[This post is written by Judith Kahle and Stephanie Jahn]
We perceive transdisciplinarity as the key research mode for the next generation of sustainability researchers. In this blog post we want to share our insights from this year´s ITC-conference in Basel with you (http://www.transdisciplinarity.ch/e/Network/international/2015/). Stephen Fiore, an Associate Professor of Cognitive Sciences at the University of Central Florida, from the department of Philosophy held an inspiring keynote on the future of transdisciplinary research. Fiore especially problematized the on-going “overproduction” of scientific knowledge. Each month hundreds of research papers are published, providing a rapidly growing body of scientific knowledge. Our cognitive capacities of filtering, processing and integrating the new knowledge that is produced by scholars and non-academic actors each day are certainly limited.
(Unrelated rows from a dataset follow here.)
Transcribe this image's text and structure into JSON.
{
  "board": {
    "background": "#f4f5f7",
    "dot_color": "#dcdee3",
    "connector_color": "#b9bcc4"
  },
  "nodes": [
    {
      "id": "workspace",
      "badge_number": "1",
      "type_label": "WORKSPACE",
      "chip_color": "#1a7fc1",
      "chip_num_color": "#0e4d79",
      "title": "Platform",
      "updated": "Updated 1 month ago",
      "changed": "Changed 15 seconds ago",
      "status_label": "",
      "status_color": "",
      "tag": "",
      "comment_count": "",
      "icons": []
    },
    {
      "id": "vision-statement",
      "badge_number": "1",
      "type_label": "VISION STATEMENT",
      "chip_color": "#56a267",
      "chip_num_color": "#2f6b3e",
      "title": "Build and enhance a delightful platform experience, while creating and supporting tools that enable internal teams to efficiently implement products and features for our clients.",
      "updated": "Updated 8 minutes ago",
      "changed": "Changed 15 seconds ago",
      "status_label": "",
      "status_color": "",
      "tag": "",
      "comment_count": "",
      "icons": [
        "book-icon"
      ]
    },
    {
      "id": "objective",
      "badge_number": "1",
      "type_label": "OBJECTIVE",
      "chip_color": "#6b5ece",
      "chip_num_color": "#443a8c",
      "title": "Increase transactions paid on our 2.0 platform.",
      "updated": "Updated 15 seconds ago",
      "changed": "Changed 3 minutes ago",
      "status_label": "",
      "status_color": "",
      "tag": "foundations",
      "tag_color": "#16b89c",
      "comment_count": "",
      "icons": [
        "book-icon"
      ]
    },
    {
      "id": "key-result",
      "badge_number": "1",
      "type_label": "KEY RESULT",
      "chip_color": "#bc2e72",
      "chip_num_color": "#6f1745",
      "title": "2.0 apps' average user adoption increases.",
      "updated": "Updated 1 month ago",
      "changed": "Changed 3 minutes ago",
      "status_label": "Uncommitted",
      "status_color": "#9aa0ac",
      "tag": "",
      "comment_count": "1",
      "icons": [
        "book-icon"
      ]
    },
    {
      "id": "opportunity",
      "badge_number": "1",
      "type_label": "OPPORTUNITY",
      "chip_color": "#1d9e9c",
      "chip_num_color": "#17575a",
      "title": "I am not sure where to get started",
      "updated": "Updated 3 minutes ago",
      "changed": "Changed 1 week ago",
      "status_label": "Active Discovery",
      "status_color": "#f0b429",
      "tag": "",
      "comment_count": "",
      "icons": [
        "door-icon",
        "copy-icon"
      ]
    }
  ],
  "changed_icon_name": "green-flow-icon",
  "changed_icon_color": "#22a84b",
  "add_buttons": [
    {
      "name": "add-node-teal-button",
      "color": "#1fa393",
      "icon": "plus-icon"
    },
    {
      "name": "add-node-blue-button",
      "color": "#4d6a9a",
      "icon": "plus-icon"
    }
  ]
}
Fiore proposes three solutions to this problem:
- Employment of artificial intelligence, like i.e. the use of computer systems like IBM Watson that is able to conduct rapid text analysis screening huge databases within seconds.
- Use of substances to increase concentration and therefore productivity, like i.e. Ritalin (Methylphenidate).
- Bio-hacking or body modification, like i.e. implantation of micro-chips that enhance brain productivity or are able to support brain processes.
While we agree that it would be an advantage to have digital assistants like Watson in the office, we still hesitate to pursue step 2 and 3. Until we might be willing to take even these radical steps, we propose an alternative to cope with the rising amount of scientific knowledge: Online tools to support transdisciplinary research. In the related panel discussion at the ITD-Conference several web-pages were introduced that attempt to collect and structure resources in the realm of inter- and transdisciplinary research. We think these online tools are helpful devices for disentangling the huddle of conceptual and methodological knowledge of transdisciplinarity. The information allows for quick overviews and therefore is especially relevant for three groups of people:
- People who are new to inter- and transdisciplinary research and are looking for a general understanding of these research modes and methods.
- People who are seeking for concise information for specific methods of inter- and transdisciplinary research.
- People who are interested in different approaches towards inter- and transdisciplinary research depending on the responsible and involved institutions, institutes and scholars.
Below we introduce five online tools related to transdisciplinary research which – in addition – also show strong links to the discourses on interdisciplinarity, science of team science as well as integration and implementation sciences. The five online tools presented first attempts to make knowledge and experiences in inter- and transdisciplinary research transparent and easily accessible for everyone who is interested:
1) Short guides to interdisciplinary research: A collection of short guides for people planning, applying or asses interdisciplinary research endeavors. The webpage is hosted by the University of Edinburgh, Scotland/UK, provided by Catherine Lyall and collaborators. Link: http://www.issti.ed.ac.uk/resources/briefing_notes
2) Integration and Implementation Sciences Resources: Compiling repository for tools, cases and approaches created and applied by researchers and practitioners investigating real-world problems. The webpage is hosted by the Australian National University, Canberra, Australia, provided by Gabriele Bammer and collaborators. Link: http://i2s.anu.edu.au/resources
3) Team Science Toolkit: An interactive website to help you to support, conduct and study team-based research. Hosted by the National Cancer Institute, Washington, United States, provided by The National Cancer Institute’s Science of Team Science (SciTS) Team. Link: https://www.teamsciencetoolkit.cancer.gov/Public/Home.aspx
4) About Interdisciplinarity: Collection of key elements of definitions, history and best practices in interdisciplinary research. Hosted by the University of Alberta, Edmonton, Canada, provided by Rick Szostak. Link: https://sites.google.com/a/ualberta.ca/rick-szostak/research/about-interdisciplinarity
5) Td-net´s toolbox for co-producing knowledge: Compilation of selected methods for the co-production of knowledge. The webpage is hosted by the Swiss Academy of the Sciences, provided by Christian Pohl and collaborators, td-net, Network for Transdisciplinary Research. Link: http://www.naturalsciences.ch/topics/co-producing_knowledge
Everyone is invited to use and contribute to these platforms! See also the GAIA special section on transdisciplinary resources.
If you have found or find other ways to cope with the massive information flow that reaches you every day as a researcher – feel free to share your experiences and insights in the comment section! For an overall impression of the current state of the Transdisciplinarity-community and the tension between integration and fragmentation have a look at blog post at sustainability-governance.net – the blog of our research group at Leuphana University of Lüneburg.